The petition of the people of Southampton states that Robert Batail and his men came to the port and burnt ships with goods, chattels and merchandise inside. Furthermore, they stole other goods, chattels and merchandise which they found, and stole ships as well, to a total value of £8,000. The text of the Annales Paulini confirms that the sailors of Winchelsea, "kindled by the fuel of envy," sailed into the port of Southampton in thirty ships and "maliciously burnt" fifteen ships at anchor there. The petition claims further that soon afterwards, Edward II sent the "community of Southampton" (la comunaute de Suthampton) to Portchester Castle and imprisoned them there, and made them swear not to bring any suit against the people of the Cinque Ports, promising to make good their losses, but failed to do so (des queux rien nest fait). The people of Southampton thus requested "aid and remedy" from the young Edward III, especially as the port was now "in the hand of my lady the queen," Isabella of France.

Robert Batail - his name also appears on record as Bataill or Bataille or Batayle - was appointed "captain and admiral of the ships of the Cinque Ports about to go against the Scots" a few months after the attack on 13 May 1322, and on 18 April 1323 was appointed admiral of the western fleet.
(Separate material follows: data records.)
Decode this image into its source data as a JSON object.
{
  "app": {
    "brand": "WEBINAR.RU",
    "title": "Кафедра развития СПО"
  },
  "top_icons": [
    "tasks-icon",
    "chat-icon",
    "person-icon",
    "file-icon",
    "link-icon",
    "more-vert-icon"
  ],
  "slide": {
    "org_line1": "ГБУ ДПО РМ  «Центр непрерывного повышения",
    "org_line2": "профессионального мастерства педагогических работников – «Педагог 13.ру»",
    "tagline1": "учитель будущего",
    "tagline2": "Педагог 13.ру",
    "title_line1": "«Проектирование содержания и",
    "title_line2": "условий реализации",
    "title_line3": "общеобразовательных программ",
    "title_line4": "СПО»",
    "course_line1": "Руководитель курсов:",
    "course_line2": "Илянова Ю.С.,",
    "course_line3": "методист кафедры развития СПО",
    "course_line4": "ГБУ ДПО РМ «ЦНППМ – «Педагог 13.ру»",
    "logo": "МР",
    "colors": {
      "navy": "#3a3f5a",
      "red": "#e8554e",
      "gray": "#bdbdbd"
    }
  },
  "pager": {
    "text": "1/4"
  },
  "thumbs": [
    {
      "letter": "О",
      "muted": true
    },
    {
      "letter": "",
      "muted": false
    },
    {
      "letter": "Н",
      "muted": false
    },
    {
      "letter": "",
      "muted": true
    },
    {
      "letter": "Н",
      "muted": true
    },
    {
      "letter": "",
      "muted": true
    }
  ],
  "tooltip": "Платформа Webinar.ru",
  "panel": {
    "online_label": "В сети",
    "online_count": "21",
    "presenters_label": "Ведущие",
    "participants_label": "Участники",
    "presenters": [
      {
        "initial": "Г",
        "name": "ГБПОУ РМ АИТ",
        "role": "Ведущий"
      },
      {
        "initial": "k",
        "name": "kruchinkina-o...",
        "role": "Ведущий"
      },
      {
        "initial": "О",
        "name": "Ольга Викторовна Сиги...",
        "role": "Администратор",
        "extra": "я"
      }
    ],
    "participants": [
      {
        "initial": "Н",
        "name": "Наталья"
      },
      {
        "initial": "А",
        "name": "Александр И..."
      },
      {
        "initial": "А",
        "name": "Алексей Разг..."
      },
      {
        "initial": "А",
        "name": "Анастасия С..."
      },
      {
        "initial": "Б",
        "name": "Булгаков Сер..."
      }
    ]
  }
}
On 6 May 1322, Robert and his associate Robert Alard, also of Winchelsea, were pardoned for "all offences committed on land or sea". So it hardly seems that Edward II was angry with him for the destruction and theft he and his associates carried out in Southampton.

Given that Edward II placed Hugh Despenser under the protection of the men of the Cinque Ports during his supposedly perpetual exile from England in August 1321, and given that the king himself arrived at Portchester on 4 or 5 October 1321 just days after the attack on Southampton, the story that he imprisoned some of the victims of Batail's raid at Portchester Castle seems pretty plausible. It's also plausible that Hugh Despenser the Younger, committing piracy in the Channel in the company of some of the men of the Cinque Ports at the time, had something to do with the attack. On the other hand, a lot of the petitions sent to Edward III and/or his mother Queen Isabella near the start of his reign blamed Despenser and his father for everything bad that had happened to the petitioner, and a lot of them claimed loyalty and adherence to Thomas of Lancaster, who was being rehabilitated at the start of the new reign a few years after his execution. I wouldn't be at all surprised if the story was true, though the Annales Paulini don't mention Despenser's involvement, and it's not impossible that including him was a deliberate ploy by the petitioners to elicit a favourable response from the young king and/or his mother.

Sources

 The National Archives SC 8/17/833. 

Annales Paulini 1307-1340, in W. Stubbs, ed., Chronicles of the Reigns of Edward I and Edward II, vol. 1, p. 298.

Calendar of Patent Rolls 1321-24, pp. 107, 119, 276.